On September 17, Meow Wolf will be launching its third permanent installation, Convergence Station, in Denver, Colorado. Following up on House Eternal Return in New Mexico and Omega Mart in Las Vegas, the Santa Fe-based art collective’s latest immersive experience is spread out across four floors of a 488-person capacity venue and features 79 projects with a surrealist science fiction theme.
Some four years-in-the-making, the installation was created by more than 300 local creatives, including artists, sculptors, muralists, and technologists. This collaborative ethos, notes Conor Peterson, Meow Wolf’s General Manager of Technology, has fueled a creatively ambitious build-out. “Artists generally tend to create their artwork without regard for high-touch environments, durability, or needing to pass a fire or electrical inspection,” he tells Jing Culture and Commerce. “We have addressed that by spending time matching artists with creative engineers and expert fabricators so we can take their creative vision and make it real in a way that will satisfy the authorities.”
Convergence Station marks Meow Wolf’s continued rise in the immersive field, a sector that has seen experiences from transportive Van Gogh exhibitions to teamLab’s various projects gain in popularity and value in the past few years. According to a 2020 report by immersive studio Pseudonym Productions, the experience industry, prior to the pandemic, was valued at $61.8 billion, and saw more than $200 million in private and venture capital investments in 2019.

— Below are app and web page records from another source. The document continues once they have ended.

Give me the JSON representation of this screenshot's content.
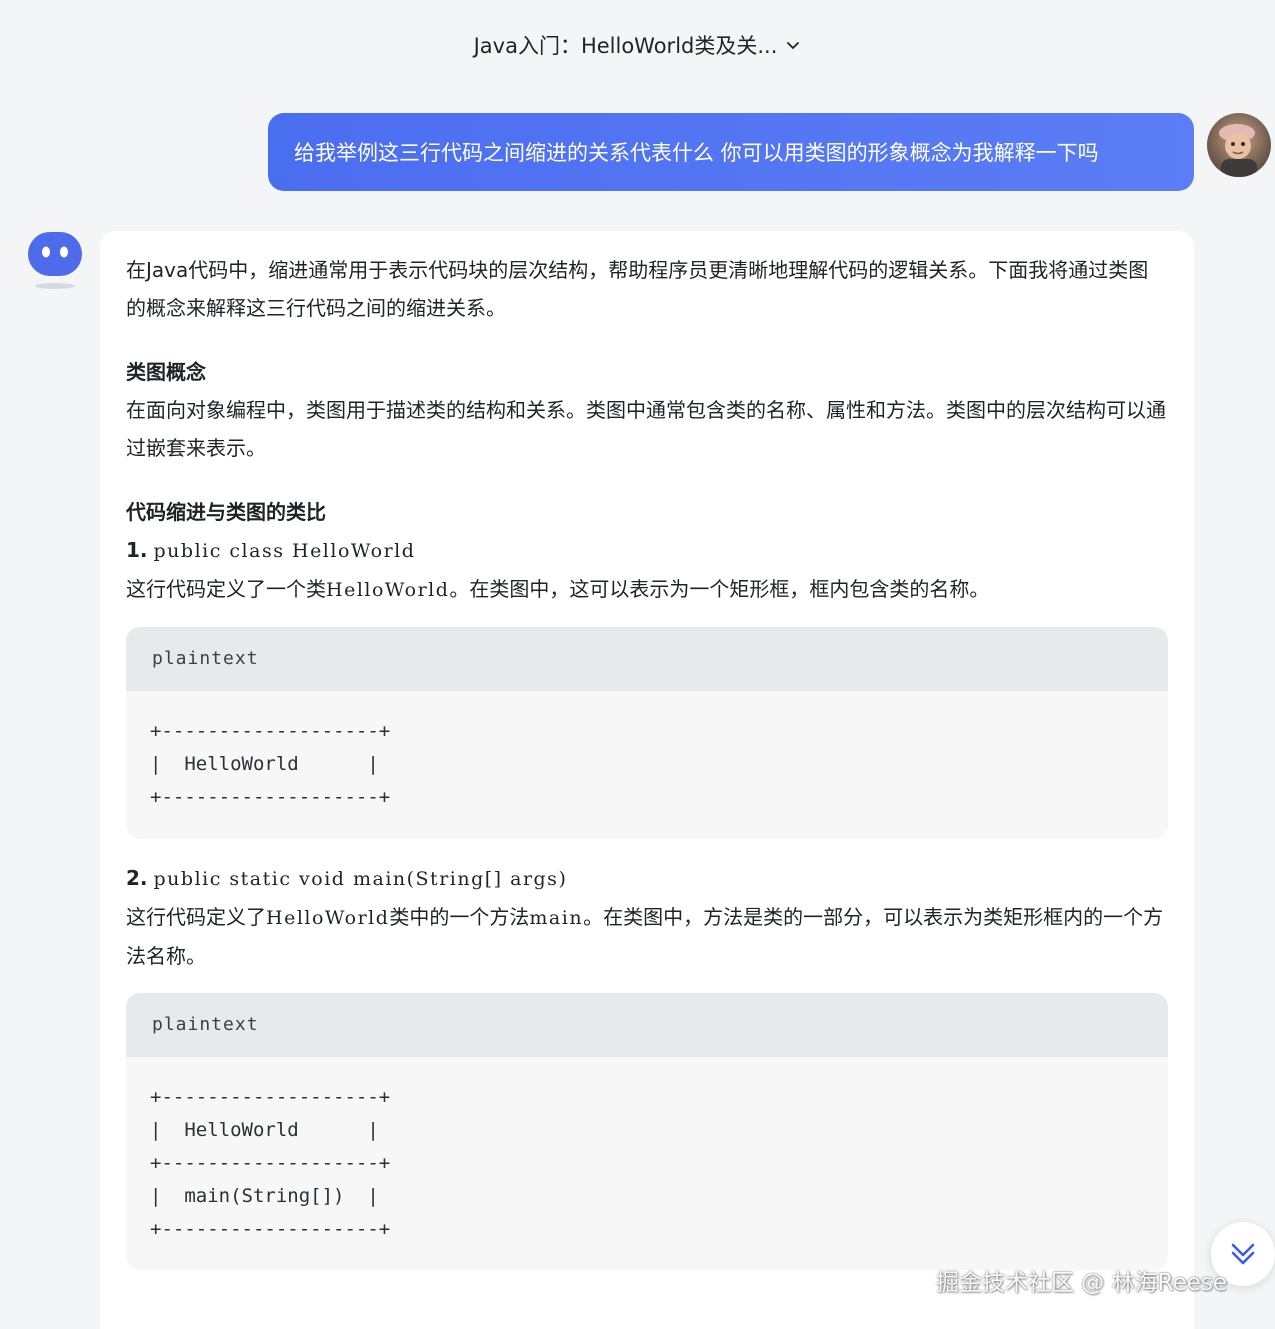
{
  "header": {
    "conversation_title": "Java入门：HelloWorld类及关..."
  },
  "user_message": {
    "text": "给我举例这三行代码之间缩进的关系代表什么 你可以用类图的形象概念为我解释一下吗"
  },
  "answer": {
    "intro": "在Java代码中，缩进通常用于表示代码块的层次结构，帮助程序员更清晰地理解代码的逻辑关系。下面我将通过类图的概念来解释这三行代码之间的缩进关系。",
    "heading1": "类图概念",
    "para1": "在面向对象编程中，类图用于描述类的结构和关系。类图中通常包含类的名称、属性和方法。类图中的层次结构可以通过嵌套来表示。",
    "heading2": "代码缩进与类图的类比",
    "step1": {
      "num": "1.",
      "code": "public class HelloWorld"
    },
    "desc1": {
      "a": "这行代码定义了一个类",
      "code": "HelloWorld",
      "b": "。在类图中，这可以表示为一个矩形框，框内包含类的名称。"
    },
    "block1": {
      "lang": "plaintext",
      "code": "+-------------------+\n|  HelloWorld      |\n+-------------------+"
    },
    "step2": {
      "num": "2.",
      "code": "public static void main(String[] args)"
    },
    "desc2": {
      "a": "这行代码定义了",
      "code1": "HelloWorld",
      "b": "类中的一个方法",
      "code2": "main",
      "c": "。在类图中，方法是类的一部分，可以表示为类矩形框内的一个方法名称。"
    },
    "block2": {
      "lang": "plaintext",
      "code": "+-------------------+\n|  HelloWorld      |\n+-------------------+\n|  main(String[])  |\n+-------------------+"
    }
  },
  "watermark": "掘金技术社区 @ 林海Reese",
  "colors": {
    "accent": "#4a6ef0",
    "bot_avatar": "#4d6bea",
    "page_bg": "#f4f5f7"
  },
  "icons": {
    "title_dropdown": "chevron-down-icon",
    "scroll_bottom": "double-chevron-down-icon",
    "bot": "bot-avatar-icon"
  }
}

As lockdowns lift across America, Convergence Station also joins similar immersive experiences in offering audiences attractive reasons to physically reengage with art. Here, as Peterson tells us, is how Meow Wolf did it.
What goes into creating a Meow Wolf installation such as Convergence Station?
More than anything else, time planning. The keyword there is permanent — that means building it to last. In my experience, [permanence] runs contrary to technology. Our technology gets dated really quickly, so the planning phase for the exhibition went on for a very extended period of time.
Pretty much anything that involved technology meant that it was tied to a set of building inspections and the permitting process. That can lead to situations that feel really backwards to artists, where you have to decide what all the technology is going to be before you even figure out what your design is. Also creatively, there was a lot of concern over “how is this going to look” or “is it going to look dated” and “if it does look dated is it going to be cute?”
Could you outline some of the technology that’s in this experience?
Being Meow Wolf, there’s a really wide range of fun technologies that may not even be visible to people. We have sophisticated projection-mapped spaces with many channels of video, all being composited together. We also have at least several instances of using depth sensing cameras for video game controls, but also to make the environment more responsive. There are a lot of capacitive touch and RFID technologies in the show, and adjacent technologies that allow us to sense somebody nearby. We have a couple of pieces that were so hard to instrument with conventional capacitive touch that we had to resort to theremin technology in order to extend the range of directivity.
We also have a really prominent musical robot, where we have instrumented conventional musical instruments with solenoids and electromagnets to make them function automatically and play their own music.
RFID technology is present at Meow Wolf’s Omega Mart installation as well. What is its role in Convergence Station?
We have a whole RFID exhibit with checkpoints scattered throughout the space that visitors can bring a conventional RFID card to and check in. Also, the backend of the RFID system is attached to a lot of the output devices in the show. As visitors work through the RFID layer, they’re able to affect changes in the environment by manipulating lights, triggering audio, etc. We rely heavily on a protocol called OSC (Open Sound Control) to send and receive messages. It’s the lingua franca of how all the interactive technology works together. It’s like a digital or networking equivalent of MIDI.
How is Meow Wolf thinking about cross reality tech such as augmented reality or virtual reality?
Our collaborative approach to art has always leant itself to an open-ended mixed media narrative. The major benefits of [cross reality technology] is you can do narrative content more easily. You can add narrative content or change it out because it’s a digital experience, so that gives us sort of evergreen opportunities to hopefully bring people back into the exhibit. And if it’s a direct interactive experience, the technology also provides a way for people to review some of the content for the show on their own device outside of the exhibit, and also allows us to increase accessibility, because phones can be more accessible than physical objects in the real world.
What will future Meow Wolf exhibitions potentially look like, and are there any currently in the works?
I cannot let the cat out of the bag about any current projects. But I can say artists like to try new things, and look forward to Meow Wolf projects as an opportunity to turn their work upside down and build at a scale they hadn’t before. We have a team of extremely talented creative engineers, all who have a background in the fine arts and who really enjoy unlocking those possibilities.